(RECORDS SHOWN Opens)

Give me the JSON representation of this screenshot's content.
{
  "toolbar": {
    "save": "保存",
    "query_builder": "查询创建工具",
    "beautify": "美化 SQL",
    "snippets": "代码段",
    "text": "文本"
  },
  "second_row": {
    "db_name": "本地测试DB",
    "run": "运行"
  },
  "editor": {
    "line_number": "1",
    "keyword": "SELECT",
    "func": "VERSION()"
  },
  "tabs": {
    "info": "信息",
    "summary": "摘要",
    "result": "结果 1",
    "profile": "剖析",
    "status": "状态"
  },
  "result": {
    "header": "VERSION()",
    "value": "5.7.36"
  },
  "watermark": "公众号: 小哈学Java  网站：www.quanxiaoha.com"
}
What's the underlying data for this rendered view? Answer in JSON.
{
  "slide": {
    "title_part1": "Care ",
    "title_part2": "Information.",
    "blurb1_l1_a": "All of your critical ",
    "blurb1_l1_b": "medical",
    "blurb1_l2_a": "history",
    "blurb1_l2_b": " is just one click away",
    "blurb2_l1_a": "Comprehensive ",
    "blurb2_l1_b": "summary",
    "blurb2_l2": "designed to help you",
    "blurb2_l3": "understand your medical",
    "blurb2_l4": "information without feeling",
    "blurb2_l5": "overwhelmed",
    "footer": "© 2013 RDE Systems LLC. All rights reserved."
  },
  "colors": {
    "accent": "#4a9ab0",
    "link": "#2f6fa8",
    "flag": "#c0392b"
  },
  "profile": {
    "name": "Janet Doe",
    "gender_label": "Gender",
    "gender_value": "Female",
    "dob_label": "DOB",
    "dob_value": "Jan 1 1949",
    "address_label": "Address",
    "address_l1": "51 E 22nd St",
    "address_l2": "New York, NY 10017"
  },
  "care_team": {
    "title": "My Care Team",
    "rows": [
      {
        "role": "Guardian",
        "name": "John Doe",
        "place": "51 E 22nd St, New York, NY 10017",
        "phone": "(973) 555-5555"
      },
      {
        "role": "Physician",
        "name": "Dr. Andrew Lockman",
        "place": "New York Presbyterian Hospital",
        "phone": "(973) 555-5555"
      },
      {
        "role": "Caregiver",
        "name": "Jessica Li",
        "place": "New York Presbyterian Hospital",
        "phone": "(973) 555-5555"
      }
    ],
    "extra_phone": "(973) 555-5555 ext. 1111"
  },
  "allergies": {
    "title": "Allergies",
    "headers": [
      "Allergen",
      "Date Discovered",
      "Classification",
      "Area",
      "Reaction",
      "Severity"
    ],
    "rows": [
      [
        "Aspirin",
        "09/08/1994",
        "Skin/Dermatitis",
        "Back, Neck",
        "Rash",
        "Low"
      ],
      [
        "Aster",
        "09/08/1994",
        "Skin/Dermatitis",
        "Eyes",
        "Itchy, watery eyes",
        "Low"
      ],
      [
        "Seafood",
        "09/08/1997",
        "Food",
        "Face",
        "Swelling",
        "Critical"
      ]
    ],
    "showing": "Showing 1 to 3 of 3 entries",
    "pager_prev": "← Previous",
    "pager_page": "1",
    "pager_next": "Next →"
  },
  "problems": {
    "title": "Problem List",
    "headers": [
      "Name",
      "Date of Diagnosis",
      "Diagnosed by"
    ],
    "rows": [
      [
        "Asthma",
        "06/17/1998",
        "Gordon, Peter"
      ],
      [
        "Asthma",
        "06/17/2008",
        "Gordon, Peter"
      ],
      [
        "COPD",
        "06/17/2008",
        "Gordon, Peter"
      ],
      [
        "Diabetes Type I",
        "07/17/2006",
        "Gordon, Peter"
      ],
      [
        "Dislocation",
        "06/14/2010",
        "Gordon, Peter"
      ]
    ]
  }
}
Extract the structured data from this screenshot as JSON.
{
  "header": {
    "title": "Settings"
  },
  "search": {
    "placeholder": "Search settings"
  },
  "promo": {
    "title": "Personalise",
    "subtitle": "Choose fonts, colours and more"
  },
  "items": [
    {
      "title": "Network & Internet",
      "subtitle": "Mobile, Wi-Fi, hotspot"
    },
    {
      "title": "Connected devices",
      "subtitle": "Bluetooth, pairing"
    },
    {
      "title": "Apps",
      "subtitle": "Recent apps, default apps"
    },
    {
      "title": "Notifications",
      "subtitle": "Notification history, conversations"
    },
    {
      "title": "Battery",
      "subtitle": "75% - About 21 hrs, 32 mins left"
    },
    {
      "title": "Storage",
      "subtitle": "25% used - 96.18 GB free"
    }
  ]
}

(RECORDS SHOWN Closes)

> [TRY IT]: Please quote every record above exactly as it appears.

> [RESPONSE TO THE TASK]:
Give me the JSON representation of this screenshot's content.
{
  "toolbar": {
    "save": "保存",
    "query_builder": "查询创建工具",
    "beautify": "美化 SQL",
    "snippets": "代码段",
    "text": "文本"
  },
  "second_row": {
    "db_name": "本地测试DB",
    "run": "运行"
  },
  "editor": {
    "line_number": "1",
    "keyword": "SELECT",
    "func": "VERSION()"
  },
  "tabs": {
    "info": "信息",
    "summary": "摘要",
    "result": "结果 1",
    "profile": "剖析",
    "status": "状态"
  },
  "result": {
    "header": "VERSION()",
    "value": "5.7.36"
  },
  "watermark": "公众号: 小哈学Java  网站：www.quanxiaoha.com"
}
What's the underlying data for this rendered view? Answer in JSON.
{
  "slide": {
    "title_part1": "Care ",
    "title_part2": "Information.",
    "blurb1_l1_a": "All of your critical ",
    "blurb1_l1_b": "medical",
    "blurb1_l2_a": "history",
    "blurb1_l2_b": " is just one click away",
    "blurb2_l1_a": "Comprehensive ",
    "blurb2_l1_b": "summary",
    "blurb2_l2": "designed to help you",
    "blurb2_l3": "understand your medical",
    "blurb2_l4": "information without feeling",
    "blurb2_l5": "overwhelmed",
    "footer": "© 2013 RDE Systems LLC. All rights reserved."
  },
  "colors": {
    "accent": "#4a9ab0",
    "link": "#2f6fa8",
    "flag": "#c0392b"
  },
  "profile": {
    "name": "Janet Doe",
    "gender_label": "Gender",
    "gender_value": "Female",
    "dob_label": "DOB",
    "dob_value": "Jan 1 1949",
    "address_label": "Address",
    "address_l1": "51 E 22nd St",
    "address_l2": "New York, NY 10017"
  },
  "care_team": {
    "title": "My Care Team",
    "rows": [
      {
        "role": "Guardian",
        "name": "John Doe",
        "place": "51 E 22nd St, New York, NY 10017",
        "phone": "(973) 555-5555"
      },
      {
        "role": "Physician",
        "name": "Dr. Andrew Lockman",
        "place": "New York Presbyterian Hospital",
        "phone": "(973) 555-5555"
      },
      {
        "role": "Caregiver",
        "name": "Jessica Li",
        "place": "New York Presbyterian Hospital",
        "phone": "(973) 555-5555"
      }
    ],
    "extra_phone": "(973) 555-5555 ext. 1111"
  },
  "allergies": {
    "title": "Allergies",
    "headers": [
      "Allergen",
      "Date Discovered",
      "Classification",
      "Area",
      "Reaction",
      "Severity"
    ],
    "rows": [
      [
        "Aspirin",
        "09/08/1994",
        "Skin/Dermatitis",
        "Back, Neck",
        "Rash",
        "Low"
      ],
      [
        "Aster",
        "09/08/1994",
        "Skin/Dermatitis",
        "Eyes",
        "Itchy, watery eyes",
        "Low"
      ],
      [
        "Seafood",
        "09/08/1997",
        "Food",
        "Face",
        "Swelling",
        "Critical"
      ]
    ],
    "showing": "Showing 1 to 3 of 3 entries",
    "pager_prev": "← Previous",
    "pager_page": "1",
    "pager_next": "Next →"
  },
  "problems": {
    "title": "Problem List",
    "headers": [
      "Name",
      "Date of Diagnosis",
      "Diagnosed by"
    ],
    "rows": [
      [
        "Asthma",
        "06/17/1998",
        "Gordon, Peter"
      ],
      [
        "Asthma",
        "06/17/2008",
        "Gordon, Peter"
      ],
      [
        "COPD",
        "06/17/2008",
        "Gordon, Peter"
      ],
      [
        "Diabetes Type I",
        "07/17/2006",
        "Gordon, Peter"
      ],
      [
        "Dislocation",
        "06/14/2010",
        "Gordon, Peter"
      ]
    ]
  }
}
Extract the structured data from this screenshot as JSON.
{
  "header": {
    "title": "Settings"
  },
  "search": {
    "placeholder": "Search settings"
  },
  "promo": {
    "title": "Personalise",
    "subtitle": "Choose fonts, colours and more"
  },
  "items": [
    {
      "title": "Network & Internet",
      "subtitle": "Mobile, Wi-Fi, hotspot"
    },
    {
      "title": "Connected devices",
      "subtitle": "Bluetooth, pairing"
    },
    {
      "title": "Apps",
      "subtitle": "Recent apps, default apps"
    },
    {
      "title": "Notifications",
      "subtitle": "Notification history, conversations"
    },
    {
      "title": "Battery",
      "subtitle": "75% - About 21 hrs, 32 mins left"
    },
    {
      "title": "Storage",
      "subtitle": "25% used - 96.18 GB free"
    }
  ]
}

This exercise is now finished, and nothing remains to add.